The final operation is the comparison of the decimetre with the standard metre. For this purpose an auxiliary metre X. was provided with two diamond scratches at a distance apart very nearly equal to a metre. An arm extending at right angles from the decimetre has a similar mark which is placed as nearly as possible in coincidence with one of the metre marks. The stand ard decimetre is then "stepped off" ten times by the help of the interferometer fringes. The resulting error is, however, multiplied by ten, instead of by two as in the comparison of the smaller standards. It is estimated that the error of separate determina tions of the metre may be of the order of one-half of a light wave, but the mean of all measurements is doubtless much less. To this error must, however, be added the errors of the micrometric measurements of the "coincidences" at both ends of the metre bar, and finally the error of the comparison of the auxiliary metre with the standard.
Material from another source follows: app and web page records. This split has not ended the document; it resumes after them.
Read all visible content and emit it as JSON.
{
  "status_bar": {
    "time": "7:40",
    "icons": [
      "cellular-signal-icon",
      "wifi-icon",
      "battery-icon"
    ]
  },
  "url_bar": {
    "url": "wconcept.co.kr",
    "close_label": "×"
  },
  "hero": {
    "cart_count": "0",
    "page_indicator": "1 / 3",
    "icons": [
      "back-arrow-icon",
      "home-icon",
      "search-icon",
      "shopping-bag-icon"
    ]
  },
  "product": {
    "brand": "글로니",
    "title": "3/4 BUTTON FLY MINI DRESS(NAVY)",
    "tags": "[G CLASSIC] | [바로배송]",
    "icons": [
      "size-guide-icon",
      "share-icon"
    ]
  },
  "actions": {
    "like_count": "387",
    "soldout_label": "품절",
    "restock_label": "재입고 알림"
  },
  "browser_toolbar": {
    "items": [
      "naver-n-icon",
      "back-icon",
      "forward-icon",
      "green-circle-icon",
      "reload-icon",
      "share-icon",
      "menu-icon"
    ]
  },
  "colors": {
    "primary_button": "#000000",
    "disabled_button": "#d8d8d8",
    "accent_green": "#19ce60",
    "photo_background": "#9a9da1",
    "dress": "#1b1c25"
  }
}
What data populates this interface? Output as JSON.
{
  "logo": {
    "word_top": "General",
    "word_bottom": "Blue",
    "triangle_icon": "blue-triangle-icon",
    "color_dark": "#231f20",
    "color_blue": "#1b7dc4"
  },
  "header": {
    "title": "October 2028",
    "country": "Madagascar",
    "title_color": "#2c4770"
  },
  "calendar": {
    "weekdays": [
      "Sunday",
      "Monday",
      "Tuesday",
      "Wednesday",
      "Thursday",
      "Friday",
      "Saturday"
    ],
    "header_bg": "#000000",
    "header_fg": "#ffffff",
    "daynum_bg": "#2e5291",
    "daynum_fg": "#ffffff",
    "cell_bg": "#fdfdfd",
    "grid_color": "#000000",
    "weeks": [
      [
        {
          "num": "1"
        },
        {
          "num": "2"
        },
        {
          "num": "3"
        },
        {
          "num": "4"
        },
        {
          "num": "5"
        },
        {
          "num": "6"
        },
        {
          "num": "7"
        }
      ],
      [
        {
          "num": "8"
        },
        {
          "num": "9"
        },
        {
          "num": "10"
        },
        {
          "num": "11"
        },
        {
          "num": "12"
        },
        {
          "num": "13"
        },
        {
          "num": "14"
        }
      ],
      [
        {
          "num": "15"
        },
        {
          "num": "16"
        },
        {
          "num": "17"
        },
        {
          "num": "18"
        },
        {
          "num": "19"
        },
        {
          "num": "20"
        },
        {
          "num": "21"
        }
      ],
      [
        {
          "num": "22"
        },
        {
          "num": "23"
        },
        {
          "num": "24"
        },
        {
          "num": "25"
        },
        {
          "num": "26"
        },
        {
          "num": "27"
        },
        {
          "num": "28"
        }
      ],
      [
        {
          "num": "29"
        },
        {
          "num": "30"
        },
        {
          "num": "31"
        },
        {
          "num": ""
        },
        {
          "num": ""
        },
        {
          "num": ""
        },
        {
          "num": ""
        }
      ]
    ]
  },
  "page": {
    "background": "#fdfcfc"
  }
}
The final results are as follows: close luminous point will likewise produce a pattern of fringes overlapping the first pattern. If we consider the two points as originally coincident, and then gradually separate them, the su perposed pattern will give a certain pattern of fluctuating in tensities depending upon the separation, but ultimately a separa tion will be reached such that the darkest parts of one pattern fall exactly upon the brightest parts of the other pattern, and we shall have uniform illumination. The argument can be ex tended to an uniformly illuminated disc, for which it can be proved that the fringes vanish when where S is the separation of the two slits, X the wave length of the light used, and a the angle subtended at the telescope by the diameter of the disc.
This principle has been applied by Michelson to the measure ment of stellar diameters. It is not feasible to make a lens of large enough diameter to hope for vanishing with the extremely small a provided by a star disc, but Michelson gets over the diffi culty by receiving the light from the star on two mirrors set at from which it passes to two other 45° mirrors which throw the light in two pencils at oppo site ends of a diameter of the lens or the mirror of the telescope. The general arrangement of the mirrors on the great reflecting telescope at Mount Wilson is shown in fig. 12. The separation of the first two mirrors, which, with the second two, are mounted on an arm set normally across the telescope at the aperture and, is limited only by mechanical considerations, and, in Michelson's first instrument, was variable and could be made as great as 20 ft. The method of mounting of the mirrors is indicated in fig. 13. With the red star Betel geuse a vanishing of the fringes was obtained with a separation of about i o feet (306 cm.), which, taking the effective X as 5.7 5 X cm., gives the angular diameter a to be -047 seconds of arc. Using a parallax of •oi8 we obtain an estimate of 240 million miles for the linear diameter of this star. The diameters of a few other stars have been measured by this method. In 1928 an The metre rod is in air at i 5 ° C and 76o mm. of mercury pres sure. It is estimated that these results are correct to about one part in two million.